CPSC 124, Winter 1998

Quiz Number 7

This is the seventh and final quiz given in CPSC 124: Introductory Programming, Winter 1998. See the information page for that course for more information.

The answers given here are sample answers that would receive full credit. However, they are not necessarily the only correct answers.

Question 1: Among the standard classes in Java are Container and Component. In order to create a GUI, the programmer uses subclasses of these two classes. What are some examples of subclasses of Container and Component? What is the essential difference between Containers and Components?

Answer: Java's Component class represents visual elements of a Graphical User Interface. Its subclasses include Button, Checkbox, TextField, Choice, and Canvas. The Container class is another subclass of Component. A Container is a component that can contain other components (including other containers). This is the essential difference between containers and other types of component. Subclasses of Container include Frame, Panel, and Applet.

Question 2: Briefly explain the purpose of a LayoutManager in Java.

Answer: The components in a contain must be laid out (that is, positioned and sized) in the container. A LayoutManager is an object that implements some particular policy for how components are to be laid out in a container. In general, each container has a LayoutManager which decides how to arrange components that are added to the container using one of its add() methods. (However, it is also possible for a container to do its own layout, if its layout manager is set to null.)

Question 3: What does it mean to say that a program is robust? Briefly discuss some of the guidelines for writing robust programs.

Answer: A robust program is one that can continue without crashing and give valid results, even if unexpected errors or exceptions occur. It is difficult for a program to anticipate all possible errors that might occur (especially errors in input data), and so writing robust programs is difficult. One guideline is to identify "preconditions" -- that is, conditions that must be true at a given point in the execution of a program if the program is to continue correctly -- and to check that the preconditions are satisfied. Another guideline is to use exception-handling to catch and deal with unexpected errors.

Question 4: What would be the purpose of the following action() method? When would it be called, and why? What does it do when it is called? What do you suppose cmdButton1 and cmdButton2 are?

              public boolean action(Event evt, Object obj) {
                 if ( evt.target == cmdButton1 ) {
                    return true;
                 else if ( evt.target == cmdButton2 ) {
                    return true;
                    return super.action(evt,obj);

Answer: An action() method is called by the system when the user generates an event by interacting with one of the components that make up a graphical user interface.
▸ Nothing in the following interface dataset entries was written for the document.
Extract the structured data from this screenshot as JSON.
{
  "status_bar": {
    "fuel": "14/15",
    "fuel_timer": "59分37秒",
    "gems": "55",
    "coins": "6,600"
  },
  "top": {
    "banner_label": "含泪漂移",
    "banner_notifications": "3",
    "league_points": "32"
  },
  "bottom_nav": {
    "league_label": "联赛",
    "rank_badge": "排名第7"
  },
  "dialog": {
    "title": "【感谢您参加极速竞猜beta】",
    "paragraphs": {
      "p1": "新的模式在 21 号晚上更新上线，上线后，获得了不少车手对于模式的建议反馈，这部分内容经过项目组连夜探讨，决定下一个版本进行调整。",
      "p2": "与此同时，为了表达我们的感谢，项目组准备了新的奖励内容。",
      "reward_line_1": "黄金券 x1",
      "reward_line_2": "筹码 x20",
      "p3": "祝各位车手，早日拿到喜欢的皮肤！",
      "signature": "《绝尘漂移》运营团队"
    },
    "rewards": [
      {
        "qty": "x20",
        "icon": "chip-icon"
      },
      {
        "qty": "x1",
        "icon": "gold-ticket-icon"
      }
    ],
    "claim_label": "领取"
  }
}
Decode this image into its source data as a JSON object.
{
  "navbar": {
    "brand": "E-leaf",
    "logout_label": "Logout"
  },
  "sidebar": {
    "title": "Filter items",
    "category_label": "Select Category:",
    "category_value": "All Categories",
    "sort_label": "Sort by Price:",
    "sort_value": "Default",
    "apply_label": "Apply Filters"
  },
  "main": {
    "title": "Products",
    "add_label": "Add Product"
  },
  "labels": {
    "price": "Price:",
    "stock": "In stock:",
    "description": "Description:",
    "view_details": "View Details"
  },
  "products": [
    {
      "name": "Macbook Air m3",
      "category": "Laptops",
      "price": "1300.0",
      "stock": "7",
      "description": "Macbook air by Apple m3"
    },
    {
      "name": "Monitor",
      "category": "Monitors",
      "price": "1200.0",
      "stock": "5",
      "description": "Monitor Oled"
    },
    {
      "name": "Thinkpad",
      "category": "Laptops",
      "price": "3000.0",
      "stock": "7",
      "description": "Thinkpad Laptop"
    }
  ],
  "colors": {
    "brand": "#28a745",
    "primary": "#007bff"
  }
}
Component classes that can generate action events include Button, Choice, TextField, and Checkbox. The "target" of the event is the object that caused the event, that is, the Button, Choice, etc. Given their names, we can assume that in this case, the possible targets -- cmdButton1 and cmdButton2 -- are Buttons. When the user clicks on one of these buttons, the action() method is called to give the program a chance to respond to that event. In this case, the action() method simply calls a procedure to handle the event.

Question 5: Suppose that a method, processInput, has already been defined and that its first line is

void processInput(String inputLine) throws IllegalInputException}

Write a code segment that will read one line of input from the user and call the processInput method to process that line of input. The three lines that you need to do this should be in a try statement, and you should catch the possible IllegalInputException. If an exception occurs, you should print out an error message. You can assume that a "console" variable is available for doing input/output.


            try {
               console.put("Type a line of input: ");
               String line = console.getln();
            catch (IllegalInputException e) {
               console.putln("Sorry, your input is illegal.");

David Eck, 12 March 1998